So is the government’s decision to hang fire on the reforms for a few months a good thing? Well it might have been if they had done it sooner but, as Paul Corrigan notes, even though the NHS bill has not yet been passed, the restructure has already started. Across the country, PCTs have been merged and staff have been sacked.
At the end of last year, a London PCT Chief Executive warned that the NHS was throwing itself into the re-organisation at the expense of the £20bn efficiency savings demanded by the government.
This is to be expected. Given the choice between making productivity improvements and restructuring their organisations, most managers will choose the latter. Re-organisations are high-profile and make instantly visible changes. Productivity improvement, by contrast, is slow and incremental. The results are not always immediately apparent. If you want to look busy and in charge, there’s nothing like a good re-organisation. The NHS is no different and so, while little progress has been made on efficiency, the restructure is storming ahead.
Which is why the pause probably won’t do much good. The damage has already been done. Even if the government did try to put everything back together again and re-hire the people it has just sacked, it could not undo the disruption and loss of morale.
It’s possible that the delay might actually make things worse. This sort of uncertainty drains the energy from an organisation. NHS managers who thought they were preparing for one scenario are now left wondering whether they too should pause and see what happens or just carry on regardless. Some will push on, some will hold off and many will just dither. There will be more poring over organisation charts, more unfocused meetings and more water-cooler conversations. That’s what always happens in these situations, even in the best-run organisations.

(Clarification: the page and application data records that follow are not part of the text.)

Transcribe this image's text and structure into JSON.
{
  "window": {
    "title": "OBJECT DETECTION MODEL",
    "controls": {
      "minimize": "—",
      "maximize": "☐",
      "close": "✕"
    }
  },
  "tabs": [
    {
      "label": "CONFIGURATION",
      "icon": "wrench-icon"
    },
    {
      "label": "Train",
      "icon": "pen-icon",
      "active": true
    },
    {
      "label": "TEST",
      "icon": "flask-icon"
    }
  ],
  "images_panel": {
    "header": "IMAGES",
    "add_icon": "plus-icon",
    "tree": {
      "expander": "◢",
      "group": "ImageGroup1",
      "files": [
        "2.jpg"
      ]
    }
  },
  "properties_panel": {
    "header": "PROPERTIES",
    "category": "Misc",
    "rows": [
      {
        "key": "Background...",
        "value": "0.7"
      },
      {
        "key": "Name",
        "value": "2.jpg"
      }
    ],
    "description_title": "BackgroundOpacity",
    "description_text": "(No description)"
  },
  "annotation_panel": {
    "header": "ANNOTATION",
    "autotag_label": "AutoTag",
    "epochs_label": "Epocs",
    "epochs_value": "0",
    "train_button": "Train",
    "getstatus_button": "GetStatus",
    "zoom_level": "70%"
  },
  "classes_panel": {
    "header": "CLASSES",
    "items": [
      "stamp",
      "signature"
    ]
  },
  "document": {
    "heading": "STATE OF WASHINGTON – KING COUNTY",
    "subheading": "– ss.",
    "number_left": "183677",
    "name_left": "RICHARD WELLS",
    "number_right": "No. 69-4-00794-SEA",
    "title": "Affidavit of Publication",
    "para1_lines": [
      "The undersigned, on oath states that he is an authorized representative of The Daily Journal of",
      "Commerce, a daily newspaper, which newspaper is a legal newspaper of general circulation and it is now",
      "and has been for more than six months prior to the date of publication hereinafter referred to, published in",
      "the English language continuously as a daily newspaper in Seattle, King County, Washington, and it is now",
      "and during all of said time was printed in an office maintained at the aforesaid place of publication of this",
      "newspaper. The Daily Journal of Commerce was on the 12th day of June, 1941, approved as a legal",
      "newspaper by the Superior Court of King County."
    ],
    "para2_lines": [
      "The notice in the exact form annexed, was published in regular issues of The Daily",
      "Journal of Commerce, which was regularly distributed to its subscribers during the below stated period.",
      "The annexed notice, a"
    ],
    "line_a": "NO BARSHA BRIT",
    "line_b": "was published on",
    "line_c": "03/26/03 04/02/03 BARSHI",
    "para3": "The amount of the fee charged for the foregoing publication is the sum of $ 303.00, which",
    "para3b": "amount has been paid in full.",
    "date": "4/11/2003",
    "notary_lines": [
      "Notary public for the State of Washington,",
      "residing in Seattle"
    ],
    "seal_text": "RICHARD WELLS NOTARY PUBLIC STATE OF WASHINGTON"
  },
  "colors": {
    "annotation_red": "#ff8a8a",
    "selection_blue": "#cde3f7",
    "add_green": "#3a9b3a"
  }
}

Even if the government does a complete u-turn and scraps the whole idea, which is very unlikely, Andrew Lansley’s plan will already have cost the NHS dear. There is a contradiction between this re-organisation and the efficiency savings the government says it wants. Drawing out the uncertainty will just make matters worse.